Chapters Twenty-Two – Thirty
So we finally see the origins of narcomancy and just how powerful the fabled Reapers are. These guys are pretty scary and able to take down a whole city with just a thought. And this kind of power is what the Hetawa sees as blasphemy and I can’t much say I blame them on that. Learning this kind of puts the restraint that the Gatherers have to show into perspective. These guys have to maintain a strong level of self-control because they’re just too powerful to not have it.
Ehiru is starting to slip into madness. The reasons for which are actually very well explained and seamlessly flow into the story. I remain impressed by Jemisin’s world building skills and as I’m reading I’m certainly taking notes along the way. I’ve always liked Ehiru throughout this story, but I think I feel like his humanity is being revealed more the closer he edges to a state of being he loathes.

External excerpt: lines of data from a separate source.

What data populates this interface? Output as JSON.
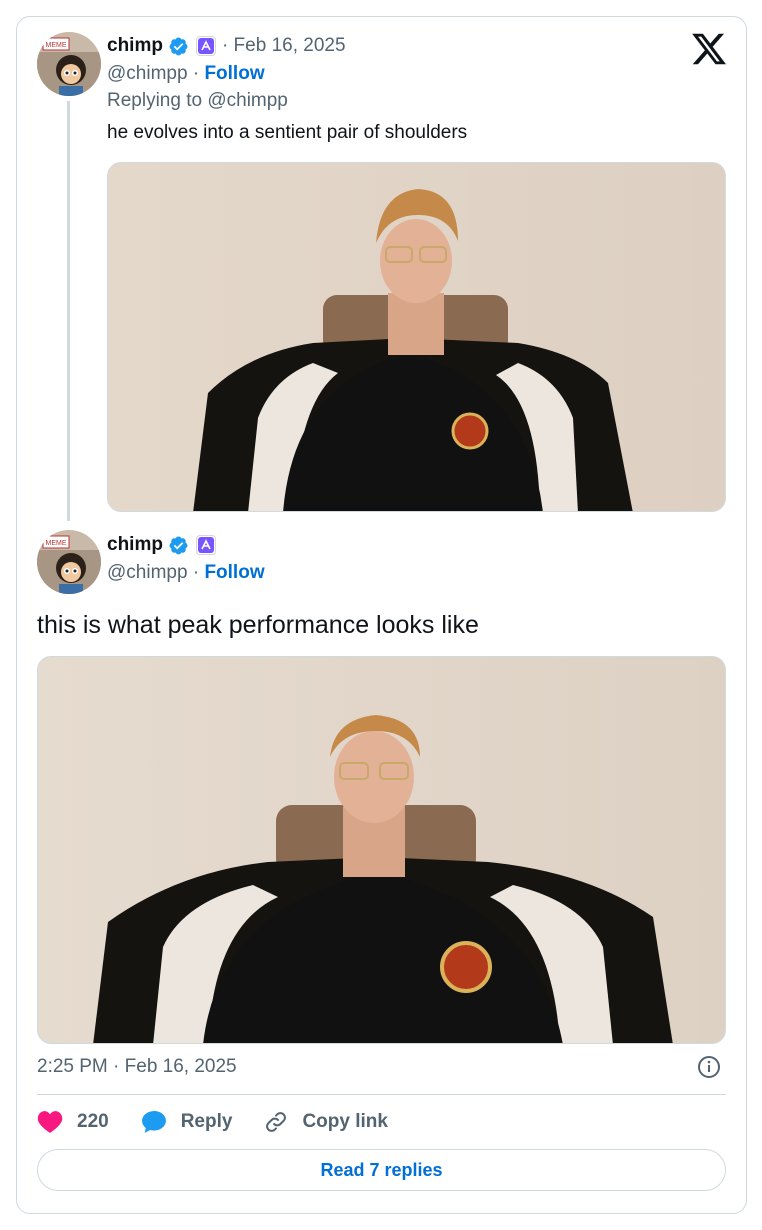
{
  "reply_tweet": {
    "author_name": "chimp",
    "handle": "@chimpp",
    "date": "· Feb 16, 2025",
    "follow_label": "Follow",
    "replying_to": "Replying to @chimpp",
    "text": "he evolves into a sentient pair of shoulders",
    "avatar_sign_text": "MEME"
  },
  "main_tweet": {
    "author_name": "chimp",
    "handle": "@chimpp",
    "follow_label": "Follow",
    "text": "this is what peak performance looks like",
    "timestamp": "2:25 PM · Feb 16, 2025",
    "avatar_sign_text": "MEME"
  },
  "actions": {
    "like_count": "220",
    "reply_label": "Reply",
    "copy_label": "Copy link"
  },
  "read_replies_label": "Read 7 replies",
  "colors": {
    "link_blue": "#006fd6",
    "verified_blue": "#1d9bf0",
    "like_pink": "#f91880",
    "affiliate_purple": "#7856ff"
  },
  "icons": [
    "x-logo-icon",
    "verified-badge-icon",
    "affiliate-badge-icon",
    "heart-icon",
    "reply-bubble-icon",
    "link-icon",
    "info-icon"
  ]
}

It’s a kind of humanity that only a truly empathetic writer would be able to inject into their character. This isn’t to give the author gravitas, but merely a statement of fact. I just don’t think you can write good stories if you don’t have a basic empathy for people.

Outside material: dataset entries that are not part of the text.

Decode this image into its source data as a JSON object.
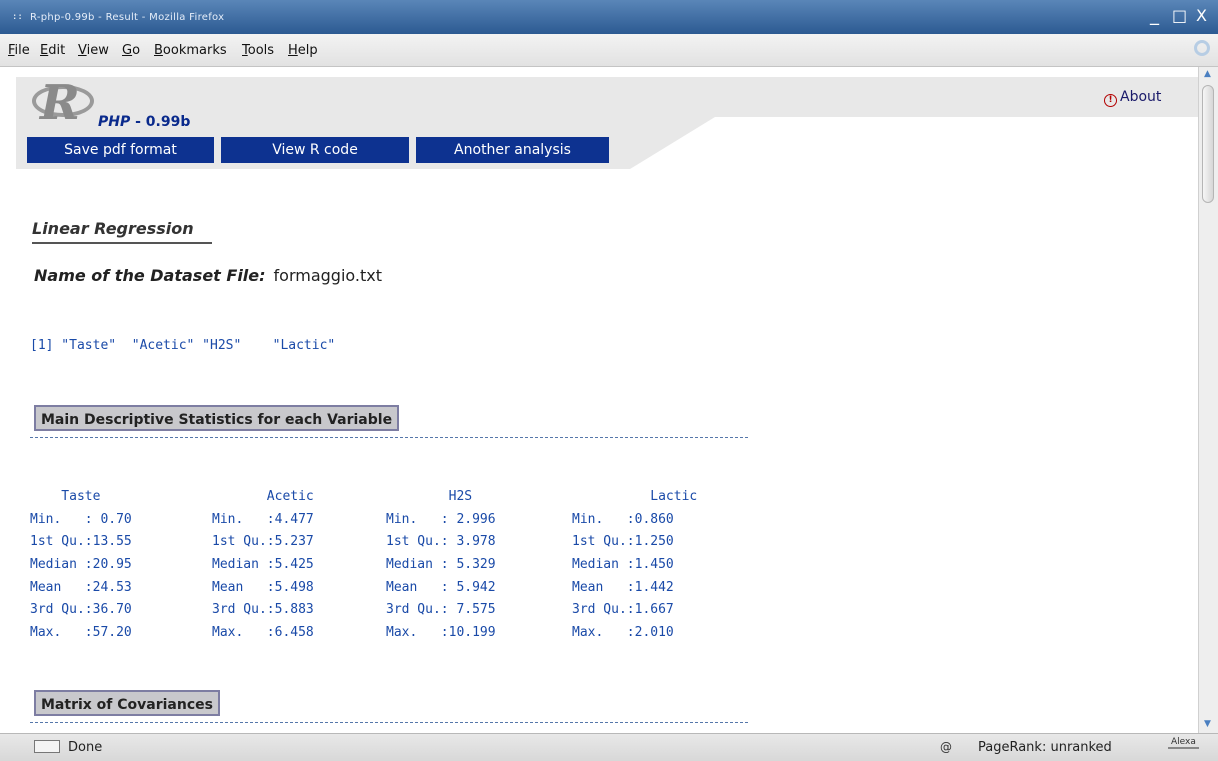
{
  "window": {
    "title": "R-php-0.99b - Result - Mozilla Firefox",
    "grip_icon": "grip-icon",
    "controls": {
      "minimize": "_",
      "maximize": "□",
      "close": "X"
    }
  },
  "menu": {
    "items": [
      "File",
      "Edit",
      "View",
      "Go",
      "Bookmarks",
      "Tools",
      "Help"
    ]
  },
  "header": {
    "logo_letter": "R",
    "brand": "PHP",
    "version": " - 0.99b",
    "buttons": [
      "Save pdf format",
      "View R code",
      "Another analysis"
    ],
    "about_label": "About",
    "about_icon_glyph": "!"
  },
  "main": {
    "heading": "Linear Regression",
    "dataset_label": "Name of the Dataset File:",
    "dataset_value": "formaggio.txt",
    "variables_line": "[1] \"Taste\"  \"Acetic\" \"H2S\"    \"Lactic\"",
    "section1_title": "Main Descriptive Statistics for each Variable",
    "stats_header": [
      "    Taste",
      "       Acetic",
      "        H2S",
      "          Lactic"
    ],
    "stats_rows": [
      [
        "Min.   : 0.70",
        "Min.   :4.477",
        "Min.   : 2.996",
        "Min.   :0.860"
      ],
      [
        "1st Qu.:13.55",
        "1st Qu.:5.237",
        "1st Qu.: 3.978",
        "1st Qu.:1.250"
      ],
      [
        "Median :20.95",
        "Median :5.425",
        "Median : 5.329",
        "Median :1.450"
      ],
      [
        "Mean   :24.53",
        "Mean   :5.498",
        "Mean   : 5.942",
        "Mean   :1.442"
      ],
      [
        "3rd Qu.:36.70",
        "3rd Qu.:5.883",
        "3rd Qu.: 7.575",
        "3rd Qu.:1.667"
      ],
      [
        "Max.   :57.20",
        "Max.   :6.458",
        "Max.   :10.199",
        "Max.   :2.010"
      ]
    ],
    "section2_title": "Matrix of Covariances"
  },
  "status": {
    "text": "Done",
    "pagerank": "PageRank: unranked",
    "alexa": "Alexa",
    "at_glyph": "@"
  }
}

In my mind, this story is really an exploration of the wages of religious devotion and just what it can cost a society and the people within it. The rigidity of life that the Gatherers followed left them wide open for a conspiracy to take place right under their noses. A conspiracy that it doesn’t seem like they’ll be able to stop anymore at this point. It’s definitely a statement on what happens when you close your mind to other points of view. An unwavering world view can allow corruption and decay to happen right in front of you.